— EXERCISE —
Below are some records. Say how many of their lines contain the string "우리집은", and give nothing but the number.
^^^^^^^^^^^^^^^^
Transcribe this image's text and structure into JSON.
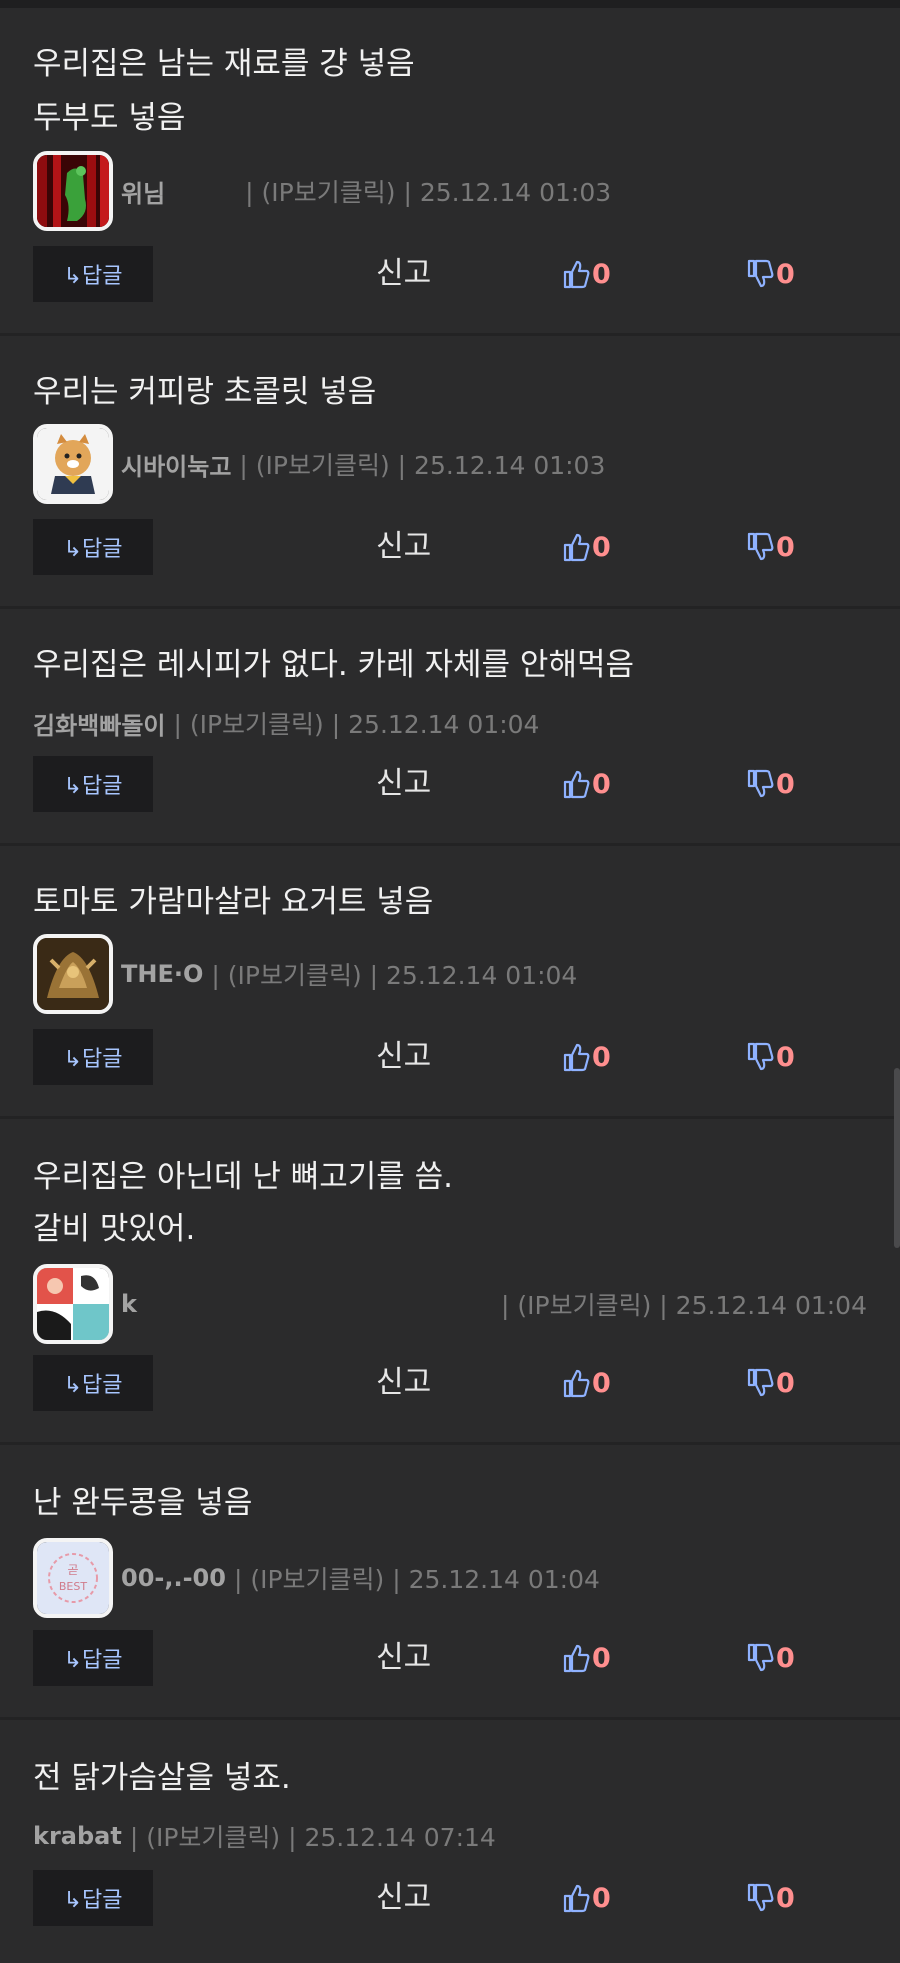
{
  "comments": [
    {
      "lines": [
        "우리집은 남는 재료를 걍 넣음",
        "두부도 넣음"
      ],
      "nick": "위님",
      "meta": "| (IP보기클릭) | 25.12.14 01:03",
      "reply": "↳답글",
      "report": "신고",
      "up": "0",
      "down": "0",
      "avatar_icon": "red-curtain-green-figure-avatar"
    },
    {
      "lines": [
        "우리는 커피랑 초콜릿 넣음"
      ],
      "nick": "시바이눅고",
      "meta": "| (IP보기클릭) | 25.12.14 01:03",
      "reply": "↳답글",
      "report": "신고",
      "up": "0",
      "down": "0",
      "avatar_icon": "shiba-dog-avatar"
    },
    {
      "lines": [
        "우리집은 레시피가 없다. 카레 자체를 안해먹음"
      ],
      "nick": "김화백빠돌이",
      "meta": "| (IP보기클릭) | 25.12.14 01:04",
      "reply": "↳답글",
      "report": "신고",
      "up": "0",
      "down": "0"
    },
    {
      "lines": [
        "토마토 가람마살라 요거트 넣음"
      ],
      "nick": "THE·O",
      "meta": "| (IP보기클릭) | 25.12.14 01:04",
      "reply": "↳답글",
      "report": "신고",
      "up": "0",
      "down": "0",
      "avatar_icon": "golden-armor-avatar"
    },
    {
      "lines": [
        "우리집은 아닌데 난 뼈고기를 씀.",
        "갈비 맛있어."
      ],
      "nick": "k",
      "meta": "| (IP보기클릭) | 25.12.14 01:04",
      "reply": "↳답글",
      "report": "신고",
      "up": "0",
      "down": "0",
      "avatar_icon": "collage-avatar"
    },
    {
      "lines": [
        "난 완두콩을 넣음"
      ],
      "nick": "00-,.-00",
      "meta": "| (IP보기클릭) | 25.12.14 01:04",
      "reply": "↳답글",
      "report": "신고",
      "up": "0",
      "down": "0",
      "avatar_icon": "best-stamp-avatar",
      "avatar_text": [
        "곧",
        "BEST"
      ]
    },
    {
      "lines": [
        "전 닭가슴살을 넣죠."
      ],
      "nick": "krabat",
      "meta": "| (IP보기클릭) | 25.12.14 07:14",
      "reply": "↳답글",
      "report": "신고",
      "up": "0",
      "down": "0"
    }
  ],
  "colors": {
    "background": "#2b2b2c",
    "reply_text": "#a8c6ff",
    "vote_count": "#ff8f8f",
    "thumb_icon": "#8fb2ff"
  }
}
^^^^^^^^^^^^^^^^
— REPLY TO THE EXERCISE —
3